Work order:
For each record that follows, restate the text exactly and drop the pictures.

-- Opening Marker --

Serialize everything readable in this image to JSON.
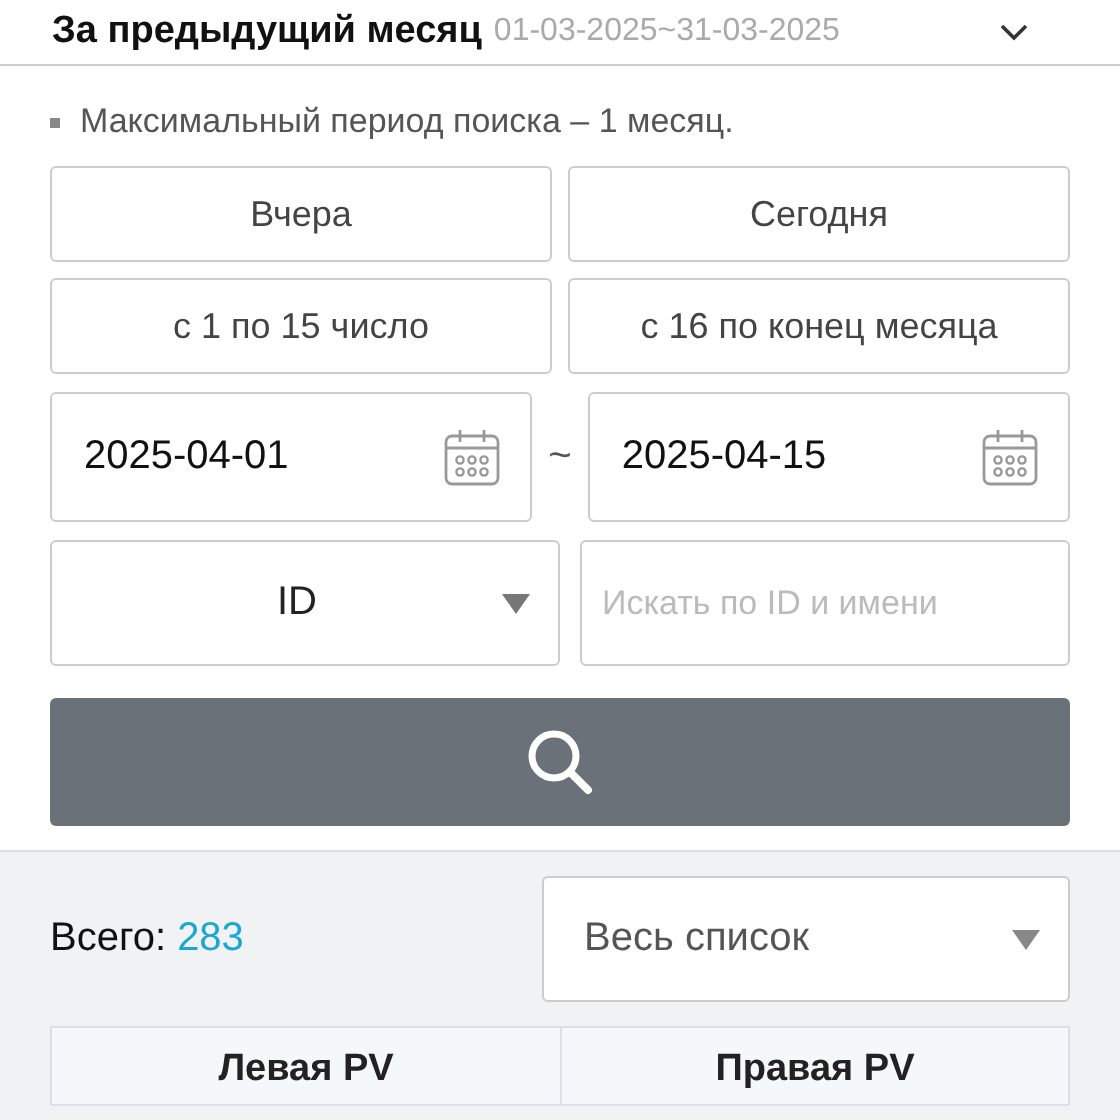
{
  "period": {
    "title": "За предыдущий месяц",
    "range": "01-03-2025~31-03-2025",
    "expanded": false
  },
  "note": "Максимальный период поиска – 1 месяц.",
  "quick_ranges": [
    {
      "label": "Вчера"
    },
    {
      "label": "Сегодня"
    },
    {
      "label": "с 1 по 15 число"
    },
    {
      "label": "с 16 по конец месяца"
    }
  ],
  "date_from": "2025-04-01",
  "separator": "~",
  "date_to": "2025-04-15",
  "search_type": "ID",
  "search_field": {
    "placeholder": "Искать по ID и имени"
  },
  "total": {
    "label": "Всего:",
    "value": "283"
  },
  "filter": "Весь список",
  "table": {
    "columns": [
      "Левая PV",
      "Правая PV"
    ]
  }
}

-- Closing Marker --

Final answer:
Serialize everything readable in this image to JSON.
{
  "period": {
    "title": "За предыдущий месяц",
    "range": "01-03-2025~31-03-2025",
    "expanded": false
  },
  "note": "Максимальный период поиска – 1 месяц.",
  "quick_ranges": [
    {
      "label": "Вчера"
    },
    {
      "label": "Сегодня"
    },
    {
      "label": "с 1 по 15 число"
    },
    {
      "label": "с 16 по конец месяца"
    }
  ],
  "date_from": "2025-04-01",
  "separator": "~",
  "date_to": "2025-04-15",
  "search_type": "ID",
  "search_field": {
    "placeholder": "Искать по ID и имени"
  },
  "total": {
    "label": "Всего:",
    "value": "283"
  },
  "filter": "Весь список",
  "table": {
    "columns": [
      "Левая PV",
      "Правая PV"
    ]
  }
}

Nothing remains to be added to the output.